● **Exercise requirements**
All of the data below should be output exactly as given.
** Supplied entries follows **
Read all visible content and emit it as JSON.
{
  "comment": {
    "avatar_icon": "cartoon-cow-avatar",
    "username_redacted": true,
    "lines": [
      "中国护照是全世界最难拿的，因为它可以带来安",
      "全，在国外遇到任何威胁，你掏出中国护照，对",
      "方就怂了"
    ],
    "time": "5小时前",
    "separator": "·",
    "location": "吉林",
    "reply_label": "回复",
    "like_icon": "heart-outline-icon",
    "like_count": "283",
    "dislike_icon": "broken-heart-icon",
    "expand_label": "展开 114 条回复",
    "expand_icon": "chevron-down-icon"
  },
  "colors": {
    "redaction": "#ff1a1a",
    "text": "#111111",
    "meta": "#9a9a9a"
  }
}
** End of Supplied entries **
● **Result of this exercise**
Read all visible content and emit it as JSON.
{
  "comment": {
    "avatar_icon": "cartoon-cow-avatar",
    "username_redacted": true,
    "lines": [
      "中国护照是全世界最难拿的，因为它可以带来安",
      "全，在国外遇到任何威胁，你掏出中国护照，对",
      "方就怂了"
    ],
    "time": "5小时前",
    "separator": "·",
    "location": "吉林",
    "reply_label": "回复",
    "like_icon": "heart-outline-icon",
    "like_count": "283",
    "dislike_icon": "broken-heart-icon",
    "expand_label": "展开 114 条回复",
    "expand_icon": "chevron-down-icon"
  },
  "colors": {
    "redaction": "#ff1a1a",
    "text": "#111111",
    "meta": "#9a9a9a"
  }
}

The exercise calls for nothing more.